What you can expect is a monthly theme with a 2-tier set of questions. “We definitely try to keep it fun but also really informative, with a mix of tough and easy questions,” explains Leah K. Nahmias, Director of Programs and Community Engagement at Indiana Humanities. “The first round is always focused on Indiana history and the second round takes the same topics from the first round but asks questions about the present."
So, from the kick-off in January, here are some examples of that past and present theme:
First round: The 1860 census showed that every Hoosier family had 10 of these.
Second round: Hoosiers still produce a lot of hogs. Where does Indiana rank in hog production today? BONUS: Approximately how many Hoosiers work in pork production/processing today (within 500)?
[5th nationally / 13,000]
First round: Throughout the 1850s, the governor’s annual message was printed in two languages. What were they?
[English and German]
Second round: Germans are no longer Indiana’s largest immigrant group. What are the top three countries sending immigrants to Indiana today? Extra credit if you put them in the right order.
[Burma, Mexico, India]
“For April,” says Nahmias, “we’re working on an environment theme — partnering with Keep Indianapolis Beautiful
— focusing on Earth Day and Arbor Day, and on general springtime vibes to get people thinking about the outdoors, particularly in anticipation of an exciting new project Indiana Humanities is launching in April. “Next Indiana Campfires” is a statewide series of hikes and outdoor discussions of environmental literature.”

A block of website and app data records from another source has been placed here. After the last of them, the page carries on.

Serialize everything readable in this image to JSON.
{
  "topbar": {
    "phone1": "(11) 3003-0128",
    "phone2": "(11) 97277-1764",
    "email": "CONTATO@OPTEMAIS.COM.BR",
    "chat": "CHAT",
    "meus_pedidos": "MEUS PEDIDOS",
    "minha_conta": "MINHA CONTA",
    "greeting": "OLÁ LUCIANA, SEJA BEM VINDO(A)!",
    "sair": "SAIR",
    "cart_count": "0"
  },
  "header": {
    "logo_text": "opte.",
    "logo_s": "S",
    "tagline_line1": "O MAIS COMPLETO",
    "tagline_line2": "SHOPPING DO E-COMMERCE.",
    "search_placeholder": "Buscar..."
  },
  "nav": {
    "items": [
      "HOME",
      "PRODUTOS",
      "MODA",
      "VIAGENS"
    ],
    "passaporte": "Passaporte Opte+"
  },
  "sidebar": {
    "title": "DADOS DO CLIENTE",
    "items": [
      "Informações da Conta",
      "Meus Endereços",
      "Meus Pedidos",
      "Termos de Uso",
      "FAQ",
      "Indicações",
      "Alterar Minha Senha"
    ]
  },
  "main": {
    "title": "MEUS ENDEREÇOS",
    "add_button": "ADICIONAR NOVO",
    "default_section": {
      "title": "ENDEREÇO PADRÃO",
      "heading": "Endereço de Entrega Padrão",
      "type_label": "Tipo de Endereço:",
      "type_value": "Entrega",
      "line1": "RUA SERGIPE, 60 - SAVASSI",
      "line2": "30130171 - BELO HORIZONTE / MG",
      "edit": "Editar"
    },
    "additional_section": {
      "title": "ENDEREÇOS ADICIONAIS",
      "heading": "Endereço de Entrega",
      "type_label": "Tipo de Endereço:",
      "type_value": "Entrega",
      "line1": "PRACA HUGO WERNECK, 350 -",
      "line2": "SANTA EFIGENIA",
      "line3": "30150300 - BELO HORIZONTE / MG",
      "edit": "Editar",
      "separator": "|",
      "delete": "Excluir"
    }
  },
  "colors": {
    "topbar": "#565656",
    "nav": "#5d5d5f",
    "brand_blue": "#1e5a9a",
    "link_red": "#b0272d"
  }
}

While the May and June topics and questions are in process, Nahmias says to expect “the history of business and innovation in Indiana” at one of the sessions.
“The secret goal,” admits Nahmias, “is to get people thinking and talking about the issues and forces shaping the Next Indiana. In 2016, as we celebrate the Bicentennial, we want Hoosiers to not only look back and celebrate Indiana’s first two hundred years, but also to consider the present and future of Indiana and how they want it to take shape. I also think people enjoy proving their Hoosier mettle in 2016.”
Heather Hall, VP of Community Development at Sun King, fills in the roster of on-site community partnerships throughout the year. “Different organizations work with us (and each other) and program the tasting room to spread awareness, educate, or showcase what they do best.“
Right now there are a few programs including: Saturday Community Yoga, Crafty Sundays, and Think and Drink Mondays.
When: April 11, 5:30-7 p.m.
Where: Sun King Brewery Taproom, 135 N. College Ave.
What: Think & Drink with Indiana Humanities
The first round of trivia starts at 5:30 p.m. Prizes will be announced at 6:30 p.m. Teams or solo players are welcome. This series of trivia nights occurs on the second Monday of every month (January – June).
21+ only For more info: http://indianahumanities.org
Follow: Twitter: @INHumanities; Facebook: www.facebook.com/INHumanities
See updates on Indiana Humanities’ online calendar.
What happens when you think and drink? According to Sun King and Indiana Humanities you get to have fun for free! They invite you to test their hypothesis (and your smarts) monthly on Second Mondays. Fill in your calendars for April 11, May 9 and June 13. Round 1 starts at 5:30 p.m. each date at Sun King Taproom, 135 N. College Ave. Round 2 starts at 6:30 p.m. Come solo, with a buddy, or a team to battle your way to prizes and boasting rights for being tops in the ‘then and now’ Indiana history mode.